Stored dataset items
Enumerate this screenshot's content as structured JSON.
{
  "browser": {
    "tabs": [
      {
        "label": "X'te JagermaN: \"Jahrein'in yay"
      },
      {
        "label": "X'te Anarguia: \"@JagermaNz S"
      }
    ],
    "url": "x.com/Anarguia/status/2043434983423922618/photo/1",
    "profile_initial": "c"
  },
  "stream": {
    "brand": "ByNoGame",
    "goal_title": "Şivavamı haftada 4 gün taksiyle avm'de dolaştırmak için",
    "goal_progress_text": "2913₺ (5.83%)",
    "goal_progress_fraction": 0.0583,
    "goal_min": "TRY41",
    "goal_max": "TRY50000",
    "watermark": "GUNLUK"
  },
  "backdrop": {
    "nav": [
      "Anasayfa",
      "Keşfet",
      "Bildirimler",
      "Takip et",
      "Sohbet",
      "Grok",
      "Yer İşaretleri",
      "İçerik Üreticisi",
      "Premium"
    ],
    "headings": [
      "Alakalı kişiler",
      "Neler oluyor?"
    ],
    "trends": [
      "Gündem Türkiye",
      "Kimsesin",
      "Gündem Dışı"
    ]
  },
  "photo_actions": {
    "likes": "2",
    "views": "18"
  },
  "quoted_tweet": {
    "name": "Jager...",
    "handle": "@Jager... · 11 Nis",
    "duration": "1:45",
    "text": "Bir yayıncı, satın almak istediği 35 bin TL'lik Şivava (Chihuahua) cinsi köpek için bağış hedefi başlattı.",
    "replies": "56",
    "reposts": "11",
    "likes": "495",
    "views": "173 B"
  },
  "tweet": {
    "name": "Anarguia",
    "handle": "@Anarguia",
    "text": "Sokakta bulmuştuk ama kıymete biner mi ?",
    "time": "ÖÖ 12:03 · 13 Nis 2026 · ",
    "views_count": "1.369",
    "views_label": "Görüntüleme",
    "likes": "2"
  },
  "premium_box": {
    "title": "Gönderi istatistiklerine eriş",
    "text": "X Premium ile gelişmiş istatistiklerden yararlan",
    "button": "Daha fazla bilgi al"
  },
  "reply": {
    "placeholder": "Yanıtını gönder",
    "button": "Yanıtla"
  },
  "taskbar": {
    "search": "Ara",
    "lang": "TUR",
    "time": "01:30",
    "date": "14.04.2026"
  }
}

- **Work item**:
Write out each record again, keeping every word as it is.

- **Exercise result**:
Enumerate this screenshot's content as structured JSON.
{
  "browser": {
    "tabs": [
      {
        "label": "X'te JagermaN: \"Jahrein'in yay"
      },
      {
        "label": "X'te Anarguia: \"@JagermaNz S"
      }
    ],
    "url": "x.com/Anarguia/status/2043434983423922618/photo/1",
    "profile_initial": "c"
  },
  "stream": {
    "brand": "ByNoGame",
    "goal_title": "Şivavamı haftada 4 gün taksiyle avm'de dolaştırmak için",
    "goal_progress_text": "2913₺ (5.83%)",
    "goal_progress_fraction": 0.0583,
    "goal_min": "TRY41",
    "goal_max": "TRY50000",
    "watermark": "GUNLUK"
  },
  "backdrop": {
    "nav": [
      "Anasayfa",
      "Keşfet",
      "Bildirimler",
      "Takip et",
      "Sohbet",
      "Grok",
      "Yer İşaretleri",
      "İçerik Üreticisi",
      "Premium"
    ],
    "headings": [
      "Alakalı kişiler",
      "Neler oluyor?"
    ],
    "trends": [
      "Gündem Türkiye",
      "Kimsesin",
      "Gündem Dışı"
    ]
  },
  "photo_actions": {
    "likes": "2",
    "views": "18"
  },
  "quoted_tweet": {
    "name": "Jager...",
    "handle": "@Jager... · 11 Nis",
    "duration": "1:45",
    "text": "Bir yayıncı, satın almak istediği 35 bin TL'lik Şivava (Chihuahua) cinsi köpek için bağış hedefi başlattı.",
    "replies": "56",
    "reposts": "11",
    "likes": "495",
    "views": "173 B"
  },
  "tweet": {
    "name": "Anarguia",
    "handle": "@Anarguia",
    "text": "Sokakta bulmuştuk ama kıymete biner mi ?",
    "time": "ÖÖ 12:03 · 13 Nis 2026 · ",
    "views_count": "1.369",
    "views_label": "Görüntüleme",
    "likes": "2"
  },
  "premium_box": {
    "title": "Gönderi istatistiklerine eriş",
    "text": "X Premium ile gelişmiş istatistiklerden yararlan",
    "button": "Daha fazla bilgi al"
  },
  "reply": {
    "placeholder": "Yanıtını gönder",
    "button": "Yanıtla"
  },
  "taskbar": {
    "search": "Ara",
    "lang": "TUR",
    "time": "01:30",
    "date": "14.04.2026"
  }
}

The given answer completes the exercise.